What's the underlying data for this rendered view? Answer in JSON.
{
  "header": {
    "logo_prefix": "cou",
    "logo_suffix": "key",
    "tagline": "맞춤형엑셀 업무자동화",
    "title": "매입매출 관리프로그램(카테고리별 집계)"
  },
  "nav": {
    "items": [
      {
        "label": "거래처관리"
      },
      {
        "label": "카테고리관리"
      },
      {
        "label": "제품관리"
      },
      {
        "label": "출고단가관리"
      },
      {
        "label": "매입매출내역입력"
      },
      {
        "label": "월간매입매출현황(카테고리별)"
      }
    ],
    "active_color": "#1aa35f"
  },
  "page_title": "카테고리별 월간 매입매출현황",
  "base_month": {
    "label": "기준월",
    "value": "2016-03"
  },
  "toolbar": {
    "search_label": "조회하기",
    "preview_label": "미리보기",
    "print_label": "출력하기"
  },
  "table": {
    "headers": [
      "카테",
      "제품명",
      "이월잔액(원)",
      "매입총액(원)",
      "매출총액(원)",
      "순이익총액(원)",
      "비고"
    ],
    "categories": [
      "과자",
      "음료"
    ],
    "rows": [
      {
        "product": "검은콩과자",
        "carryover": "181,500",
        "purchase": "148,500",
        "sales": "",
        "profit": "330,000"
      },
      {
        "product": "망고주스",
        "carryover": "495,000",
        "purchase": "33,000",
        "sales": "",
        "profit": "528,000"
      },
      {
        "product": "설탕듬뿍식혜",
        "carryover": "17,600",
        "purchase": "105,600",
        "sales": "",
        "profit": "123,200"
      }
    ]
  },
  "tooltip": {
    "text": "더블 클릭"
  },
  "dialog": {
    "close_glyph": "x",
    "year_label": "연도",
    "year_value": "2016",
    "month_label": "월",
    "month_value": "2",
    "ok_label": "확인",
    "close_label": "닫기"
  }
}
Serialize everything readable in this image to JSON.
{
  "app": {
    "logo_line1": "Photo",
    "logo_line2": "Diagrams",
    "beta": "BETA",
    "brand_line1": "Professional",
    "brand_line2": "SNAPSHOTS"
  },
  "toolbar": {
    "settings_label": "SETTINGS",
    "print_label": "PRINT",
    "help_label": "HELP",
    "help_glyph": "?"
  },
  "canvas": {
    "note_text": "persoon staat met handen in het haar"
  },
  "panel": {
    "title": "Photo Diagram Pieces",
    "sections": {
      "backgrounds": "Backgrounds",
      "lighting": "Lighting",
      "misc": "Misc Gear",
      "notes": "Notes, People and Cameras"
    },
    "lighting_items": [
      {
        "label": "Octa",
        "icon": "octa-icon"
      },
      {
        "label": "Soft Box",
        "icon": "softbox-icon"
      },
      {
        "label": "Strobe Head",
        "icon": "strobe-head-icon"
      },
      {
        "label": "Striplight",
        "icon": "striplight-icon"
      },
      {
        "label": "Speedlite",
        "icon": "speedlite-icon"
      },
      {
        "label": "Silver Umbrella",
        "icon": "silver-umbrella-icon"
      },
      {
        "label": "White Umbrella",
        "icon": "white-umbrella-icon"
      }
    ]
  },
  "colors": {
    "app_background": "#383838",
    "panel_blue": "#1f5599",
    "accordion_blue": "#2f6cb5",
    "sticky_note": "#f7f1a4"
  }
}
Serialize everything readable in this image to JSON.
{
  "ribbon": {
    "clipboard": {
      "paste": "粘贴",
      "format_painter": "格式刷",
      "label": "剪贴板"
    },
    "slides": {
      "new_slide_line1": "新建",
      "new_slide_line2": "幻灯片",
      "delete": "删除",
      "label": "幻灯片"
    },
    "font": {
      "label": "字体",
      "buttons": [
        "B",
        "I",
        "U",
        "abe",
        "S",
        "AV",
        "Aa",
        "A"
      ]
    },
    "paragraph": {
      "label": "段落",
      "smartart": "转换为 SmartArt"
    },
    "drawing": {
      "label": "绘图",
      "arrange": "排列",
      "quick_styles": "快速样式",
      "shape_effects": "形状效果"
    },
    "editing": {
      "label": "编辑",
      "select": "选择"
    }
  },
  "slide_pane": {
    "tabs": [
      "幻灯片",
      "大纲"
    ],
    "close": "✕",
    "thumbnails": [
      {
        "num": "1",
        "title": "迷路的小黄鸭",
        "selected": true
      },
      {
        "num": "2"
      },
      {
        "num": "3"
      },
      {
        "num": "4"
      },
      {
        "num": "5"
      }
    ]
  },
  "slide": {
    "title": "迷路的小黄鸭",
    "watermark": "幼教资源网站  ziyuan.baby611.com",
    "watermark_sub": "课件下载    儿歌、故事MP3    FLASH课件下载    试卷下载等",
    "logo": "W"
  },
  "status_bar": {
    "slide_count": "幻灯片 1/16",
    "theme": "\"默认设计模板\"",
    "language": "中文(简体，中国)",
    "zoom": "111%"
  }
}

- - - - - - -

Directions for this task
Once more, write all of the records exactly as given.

Answer space
What's the underlying data for this rendered view? Answer in JSON.
{
  "header": {
    "logo_prefix": "cou",
    "logo_suffix": "key",
    "tagline": "맞춤형엑셀 업무자동화",
    "title": "매입매출 관리프로그램(카테고리별 집계)"
  },
  "nav": {
    "items": [
      {
        "label": "거래처관리"
      },
      {
        "label": "카테고리관리"
      },
      {
        "label": "제품관리"
      },
      {
        "label": "출고단가관리"
      },
      {
        "label": "매입매출내역입력"
      },
      {
        "label": "월간매입매출현황(카테고리별)"
      }
    ],
    "active_color": "#1aa35f"
  },
  "page_title": "카테고리별 월간 매입매출현황",
  "base_month": {
    "label": "기준월",
    "value": "2016-03"
  },
  "toolbar": {
    "search_label": "조회하기",
    "preview_label": "미리보기",
    "print_label": "출력하기"
  },
  "table": {
    "headers": [
      "카테",
      "제품명",
      "이월잔액(원)",
      "매입총액(원)",
      "매출총액(원)",
      "순이익총액(원)",
      "비고"
    ],
    "categories": [
      "과자",
      "음료"
    ],
    "rows": [
      {
        "product": "검은콩과자",
        "carryover": "181,500",
        "purchase": "148,500",
        "sales": "",
        "profit": "330,000"
      },
      {
        "product": "망고주스",
        "carryover": "495,000",
        "purchase": "33,000",
        "sales": "",
        "profit": "528,000"
      },
      {
        "product": "설탕듬뿍식혜",
        "carryover": "17,600",
        "purchase": "105,600",
        "sales": "",
        "profit": "123,200"
      }
    ]
  },
  "tooltip": {
    "text": "더블 클릭"
  },
  "dialog": {
    "close_glyph": "x",
    "year_label": "연도",
    "year_value": "2016",
    "month_label": "월",
    "month_value": "2",
    "ok_label": "확인",
    "close_label": "닫기"
  }
}
Serialize everything readable in this image to JSON.
{
  "app": {
    "logo_line1": "Photo",
    "logo_line2": "Diagrams",
    "beta": "BETA",
    "brand_line1": "Professional",
    "brand_line2": "SNAPSHOTS"
  },
  "toolbar": {
    "settings_label": "SETTINGS",
    "print_label": "PRINT",
    "help_label": "HELP",
    "help_glyph": "?"
  },
  "canvas": {
    "note_text": "persoon staat met handen in het haar"
  },
  "panel": {
    "title": "Photo Diagram Pieces",
    "sections": {
      "backgrounds": "Backgrounds",
      "lighting": "Lighting",
      "misc": "Misc Gear",
      "notes": "Notes, People and Cameras"
    },
    "lighting_items": [
      {
        "label": "Octa",
        "icon": "octa-icon"
      },
      {
        "label": "Soft Box",
        "icon": "softbox-icon"
      },
      {
        "label": "Strobe Head",
        "icon": "strobe-head-icon"
      },
      {
        "label": "Striplight",
        "icon": "striplight-icon"
      },
      {
        "label": "Speedlite",
        "icon": "speedlite-icon"
      },
      {
        "label": "Silver Umbrella",
        "icon": "silver-umbrella-icon"
      },
      {
        "label": "White Umbrella",
        "icon": "white-umbrella-icon"
      }
    ]
  },
  "colors": {
    "app_background": "#383838",
    "panel_blue": "#1f5599",
    "accordion_blue": "#2f6cb5",
    "sticky_note": "#f7f1a4"
  }
}
Serialize everything readable in this image to JSON.
{
  "ribbon": {
    "clipboard": {
      "paste": "粘贴",
      "format_painter": "格式刷",
      "label": "剪贴板"
    },
    "slides": {
      "new_slide_line1": "新建",
      "new_slide_line2": "幻灯片",
      "delete": "删除",
      "label": "幻灯片"
    },
    "font": {
      "label": "字体",
      "buttons": [
        "B",
        "I",
        "U",
        "abe",
        "S",
        "AV",
        "Aa",
        "A"
      ]
    },
    "paragraph": {
      "label": "段落",
      "smartart": "转换为 SmartArt"
    },
    "drawing": {
      "label": "绘图",
      "arrange": "排列",
      "quick_styles": "快速样式",
      "shape_effects": "形状效果"
    },
    "editing": {
      "label": "编辑",
      "select": "选择"
    }
  },
  "slide_pane": {
    "tabs": [
      "幻灯片",
      "大纲"
    ],
    "close": "✕",
    "thumbnails": [
      {
        "num": "1",
        "title": "迷路的小黄鸭",
        "selected": true
      },
      {
        "num": "2"
      },
      {
        "num": "3"
      },
      {
        "num": "4"
      },
      {
        "num": "5"
      }
    ]
  },
  "slide": {
    "title": "迷路的小黄鸭",
    "watermark": "幼教资源网站  ziyuan.baby611.com",
    "watermark_sub": "课件下载    儿歌、故事MP3    FLASH课件下载    试卷下载等",
    "logo": "W"
  },
  "status_bar": {
    "slide_count": "幻灯片 1/16",
    "theme": "\"默认设计模板\"",
    "language": "中文(简体，中国)",
    "zoom": "111%"
  }
}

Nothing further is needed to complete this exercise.